***** Source information

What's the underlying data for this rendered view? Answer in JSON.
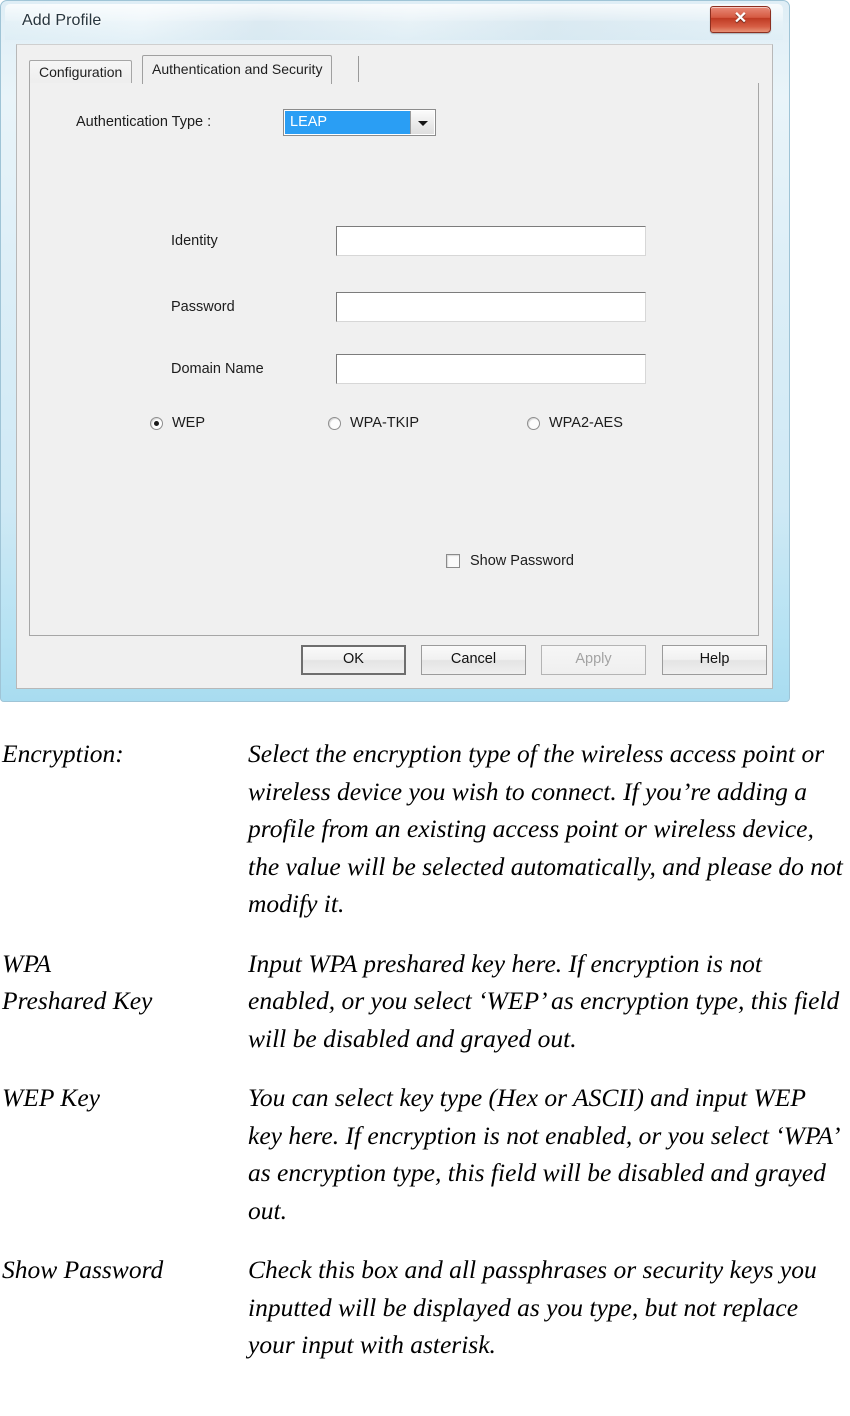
{
  "window": {
    "title": "Add Profile",
    "close_label": "✕"
  },
  "tabs": [
    {
      "label": "Configuration",
      "active": false
    },
    {
      "label": "Authentication and Security",
      "active": true
    }
  ],
  "form": {
    "auth_type_label": "Authentication Type :",
    "auth_type_value": "LEAP",
    "fields": [
      {
        "label": "Identity",
        "value": "",
        "placeholder": ""
      },
      {
        "label": "Password",
        "value": "",
        "placeholder": ""
      },
      {
        "label": "Domain Name",
        "value": "",
        "placeholder": ""
      }
    ],
    "encryption_options": [
      {
        "label": "WEP",
        "selected": true
      },
      {
        "label": "WPA-TKIP",
        "selected": false
      },
      {
        "label": "WPA2-AES",
        "selected": false
      }
    ],
    "show_password": {
      "label": "Show Password",
      "checked": false
    }
  },
  "buttons": [
    {
      "label": "OK",
      "state": "default"
    },
    {
      "label": "Cancel",
      "state": "normal"
    },
    {
      "label": "Apply",
      "state": "disabled"
    },
    {
      "label": "Help",
      "state": "normal"
    }
  ],
  "documentation": [
    {
      "term": "Encryption:",
      "description": "Select the encryption type of the wireless access point or wireless device you wish to connect. If you’re adding a profile from an existing access point or wireless device, the value will be selected automatically, and please do not modify it."
    },
    {
      "term": "WPA\nPreshared Key",
      "description": "Input WPA preshared key here. If encryption is not enabled, or you select ‘WEP’ as encryption type, this field will be disabled and grayed out."
    },
    {
      "term": "WEP Key",
      "description": "You can select key type (Hex or ASCII) and input WEP key here. If encryption is not enabled, or you select ‘WPA’ as encryption type, this field will be disabled and grayed out."
    },
    {
      "term": "Show Password",
      "description": "Check this box and all passphrases or security keys you inputted will be displayed as you type, but not replace your input with asterisk."
    }
  ],
  "colors": {
    "accent_selection": "#2a9ef4",
    "close_button": "#bf3a23",
    "window_glass": "#b6e2f3",
    "dialog_face": "#f0f0f0"
  }
}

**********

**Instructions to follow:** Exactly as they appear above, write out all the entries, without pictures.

**Exercise output:**
What's the underlying data for this rendered view? Answer in JSON.
{
  "window": {
    "title": "Add Profile",
    "close_label": "✕"
  },
  "tabs": [
    {
      "label": "Configuration",
      "active": false
    },
    {
      "label": "Authentication and Security",
      "active": true
    }
  ],
  "form": {
    "auth_type_label": "Authentication Type :",
    "auth_type_value": "LEAP",
    "fields": [
      {
        "label": "Identity",
        "value": "",
        "placeholder": ""
      },
      {
        "label": "Password",
        "value": "",
        "placeholder": ""
      },
      {
        "label": "Domain Name",
        "value": "",
        "placeholder": ""
      }
    ],
    "encryption_options": [
      {
        "label": "WEP",
        "selected": true
      },
      {
        "label": "WPA-TKIP",
        "selected": false
      },
      {
        "label": "WPA2-AES",
        "selected": false
      }
    ],
    "show_password": {
      "label": "Show Password",
      "checked": false
    }
  },
  "buttons": [
    {
      "label": "OK",
      "state": "default"
    },
    {
      "label": "Cancel",
      "state": "normal"
    },
    {
      "label": "Apply",
      "state": "disabled"
    },
    {
      "label": "Help",
      "state": "normal"
    }
  ],
  "documentation": [
    {
      "term": "Encryption:",
      "description": "Select the encryption type of the wireless access point or wireless device you wish to connect. If you’re adding a profile from an existing access point or wireless device, the value will be selected automatically, and please do not modify it."
    },
    {
      "term": "WPA\nPreshared Key",
      "description": "Input WPA preshared key here. If encryption is not enabled, or you select ‘WEP’ as encryption type, this field will be disabled and grayed out."
    },
    {
      "term": "WEP Key",
      "description": "You can select key type (Hex or ASCII) and input WEP key here. If encryption is not enabled, or you select ‘WPA’ as encryption type, this field will be disabled and grayed out."
    },
    {
      "term": "Show Password",
      "description": "Check this box and all passphrases or security keys you inputted will be displayed as you type, but not replace your input with asterisk."
    }
  ],
  "colors": {
    "accent_selection": "#2a9ef4",
    "close_button": "#bf3a23",
    "window_glass": "#b6e2f3",
    "dialog_face": "#f0f0f0"
  }
}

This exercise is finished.